There has been a recent upsurge in articles advising people how to lose weight "successfully", i.e. to lose weight and keep it off. There are discussions and theories about fructose in the diet, about insulin resistance, about the relative merits of the Ornish and Atkins diet, about stomach-banding operations, about the role of exercise and heredity, etc. But we still know far too little about how the body processes ingested calories of all kinds---fats, proteins, and carbohydrates.
What we do know is that the body has the enzymes necessary to interconvert carbohydrates and fats, protein and fats, and carbohydrates and protein, with the exception of the eight essential amino acids and the three necessary fats. We will assume an adequate intake of these latter two as well as sufficient daily vitamin intake, be it contained in the food eaten or taken as a daily supplement. And let us recognize that eating is like breathing, in that there is an involuntary autonomic drive, which can be overridden by voluntary means.
Not to be obvious, but we always have examples of people who are grossly overweight and dangerously underweight, viz. sumo wrestlers and anorectic patients (and I am not here going to discuss the distorted body images that are involved).
Let us first consider the marvelous caloric balancing act that the body does daily and therefore yearly without any conscious guidance. It is generally agreed that ingestion of approximately 3500 calories can be converted to one pound of flesh, and oxidation of one pound of flesh releases 3500 calories (remember that part of the food we eat daily is oxidized just to generate the heat needed to keep our body temperature fixed and comfortable). We also know that exercise generates heat, so that the body shivers when it is cold as a way of raising its temperature. Now there are about 350 days in a year, and if we divide 3500 calories by 350 days we see that the body must ingest fewer than 10 extra calories a day or burn it off in some manner if we don't want to gain weight. No one knows how the brain instructs the body to do this marvelous act, and yet most of us have weights that are fairly constant year to year, which means that the brain is micromanaging our caloric intake and expenditure in a way that we could not possibly do consciously. Could any of us eat the same amount of calories plus or minus 10 calories on a daily basis? I think not, no matter how committed we were. Remember that in a 2000 calorie daily diet, 10 calories is 0.5% of the daily allotment, and even if we had the will, we do not have the skill to measure the total daily calories we eat to an accuracy of 0.5%.
So how does one go about losing weight?
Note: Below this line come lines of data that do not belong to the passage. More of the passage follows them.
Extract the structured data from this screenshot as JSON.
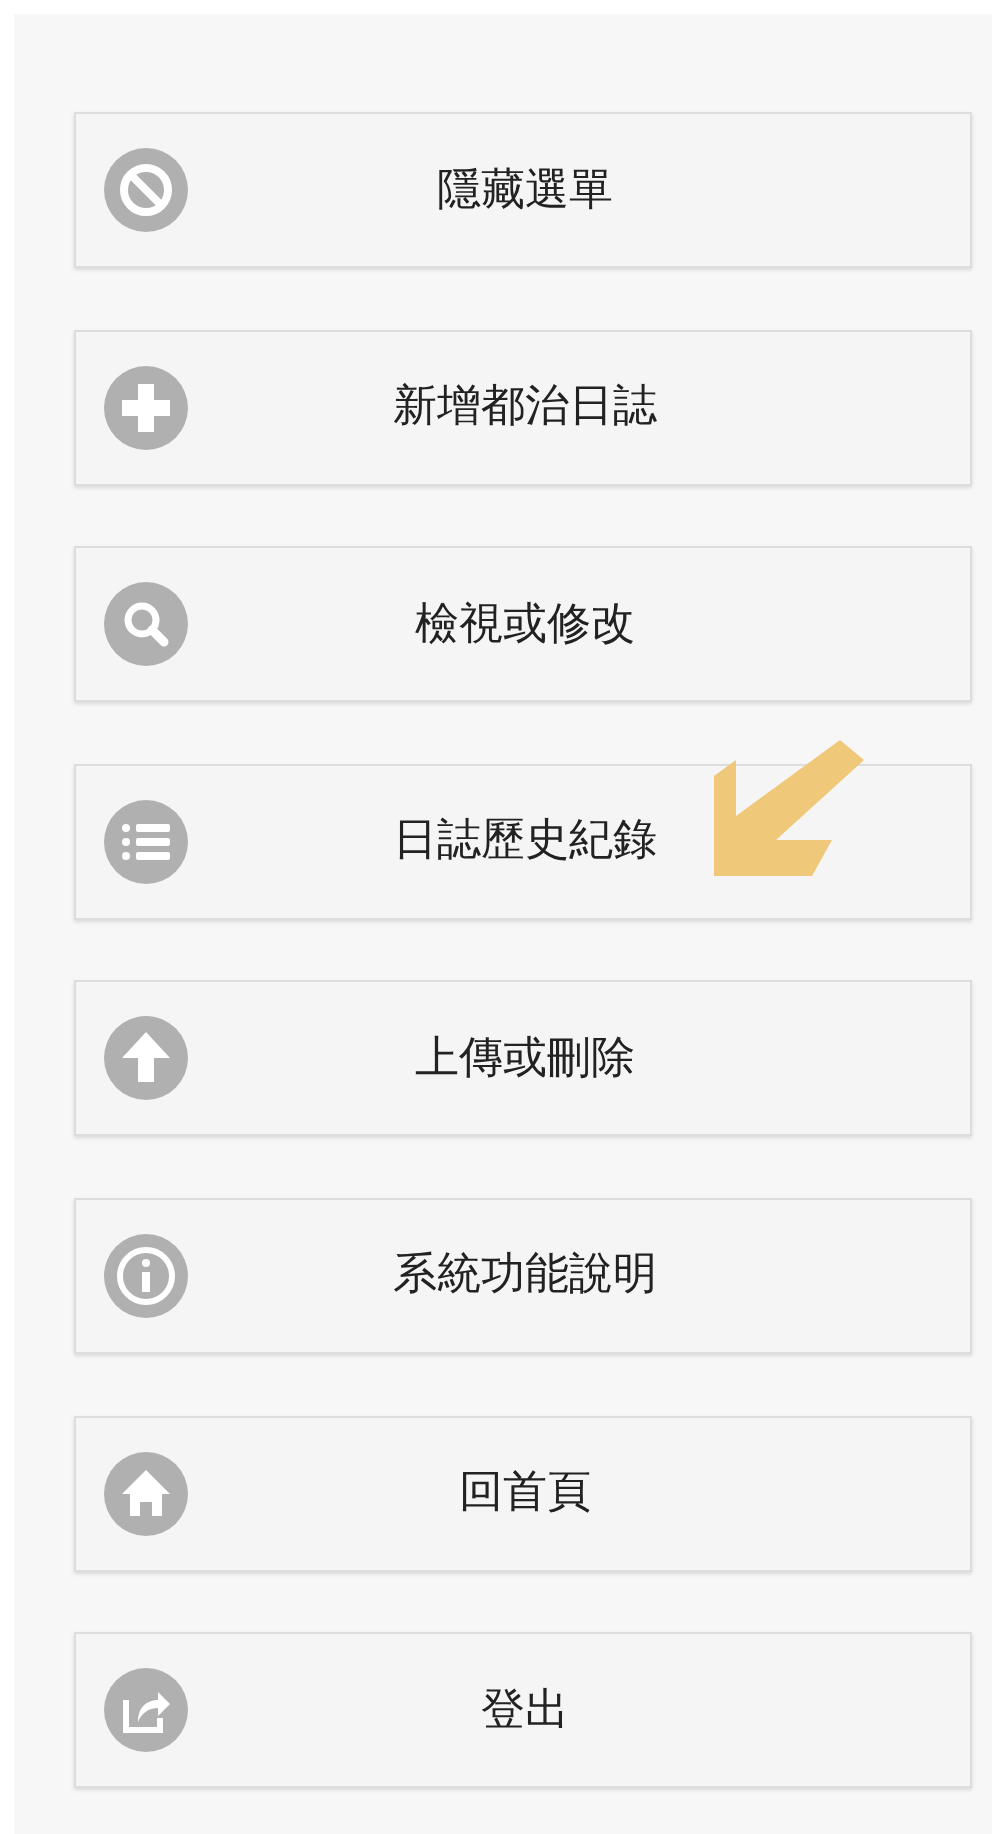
{
  "menu": [
    {
      "label": "隱藏選單",
      "pointed": false
    },
    {
      "label": "新增都治日誌",
      "pointed": false
    },
    {
      "label": "檢視或修改",
      "pointed": false
    },
    {
      "label": "日誌歷史紀錄",
      "pointed": true
    },
    {
      "label": "上傳或刪除",
      "pointed": false
    },
    {
      "label": "系統功能說明",
      "pointed": false
    },
    {
      "label": "回首頁",
      "pointed": false
    },
    {
      "label": "登出",
      "pointed": false
    }
  ]
}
The body has a fixed daily energy expenditure to keep your core temperature at 98.7 or whatever your normal temperature is. Then there is an additional energy expenditure, also gained by oxidizing food or flesh, for the motion of your muscles, both involuntary (e.g. heart and diaphragm) and voluntary, as in your skeletal muscles. That's it. So if we ingest more calories than are needed to be oxidized to supply our daily energy requirements we will gain weight, and if we ingest less, we will lose weight. In other words, there are two types of foods: too much and too little. (And once we solve the weight problem we can proceed further as to food pyramids and the like.)
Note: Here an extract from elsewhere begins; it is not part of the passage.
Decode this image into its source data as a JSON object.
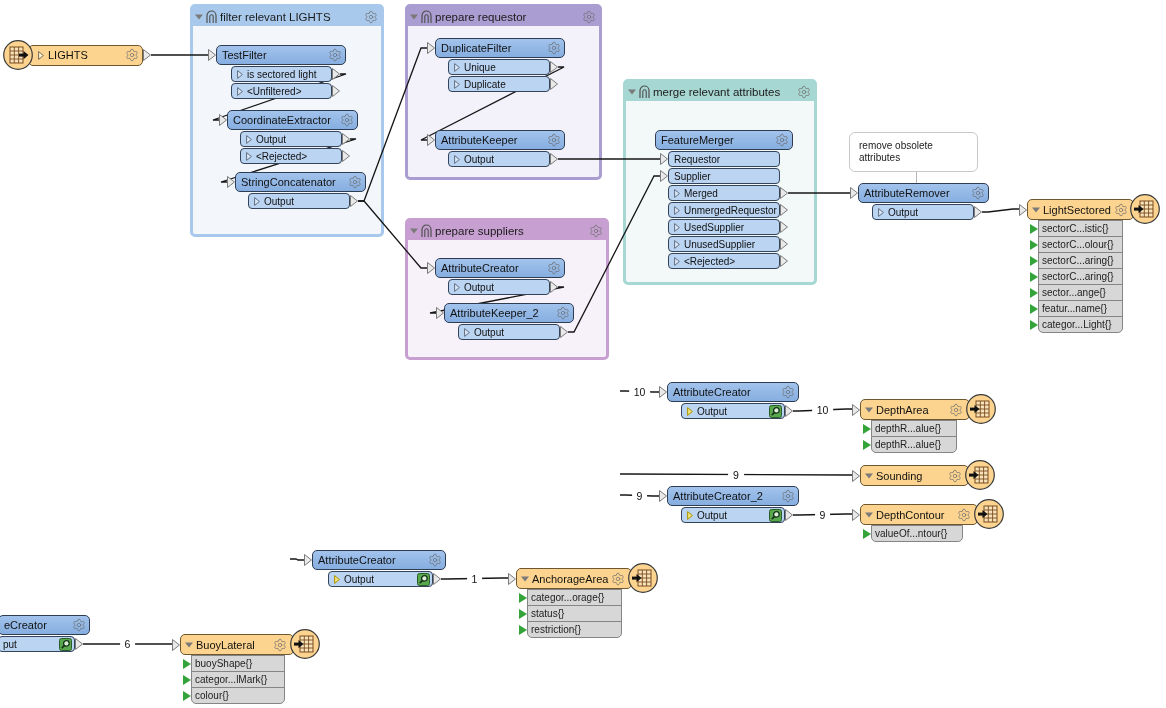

At this point, I will give a small nod to the nutritionists, and add that the two most useless types of calories come in the form of white potatoes and white bread. Both have a high glycemic index, potato more than bread, and therefore stress your insulin-glucose system. No one on a diet should eat either of them, IMHO. The question of whether or not you should eat chocolate before your main meal so as to decrease your appetite and therefore eat less remains unanswered.
Now for the hard part: actual weight loss. There are myriads of suggestions out there including drinking water before meals, leaving the table before you feel full, eating smaller portions, drinking more caffeinated beverages, eating more fiber, taking diet pills, exercising more, etc. But the advice begs the question of actually losing weight. Besides feeling your clothes become looser, the only way to know if you have lost weight is to step on a scale. And I mean an old-fashioned scale, not a digital one which can have errors.
Weigh yourself today and then re-weigh yourself tomorrow, or in two days, or at least in seven days. If you have gained weight then eat less, and keep on eating less between successive weighings until you start to lose weight. Then just continue. So long as you eat fewer calories than your body burns, you will lose weight. It all comes down to a fuel-energy balance, which is why your car weighs more when you fill it up with gas and then steadily loses weight as you burn the gas in the tank and it is used up. If you find as most people do that exercise both makes you feel better from the endorphins it generates and helps you to lose weight by suppressing your appetite and burning off calories, then do it.If it helps you to make a daily food/calorie list, then do it. If it helps you to omit lunch (I never have lunch when I am at home) then do so.
Everyone has a different pattern for weight loss, just as everyone has a different need for sleep. We are all wired differently, but the iron laws of physiology (physics as applied to the body) tell us that fuel is either oxidized or stored, and the amount of fuel ingested is the ultimate determinant. And yes, people do have different fundamental metabolic rates, so that a diet that works for one person may not work for another.
And no one knows why everyone likes ice cream: I personally think that it is because it is similar in taste to frozen mother's milk: sugar and fat.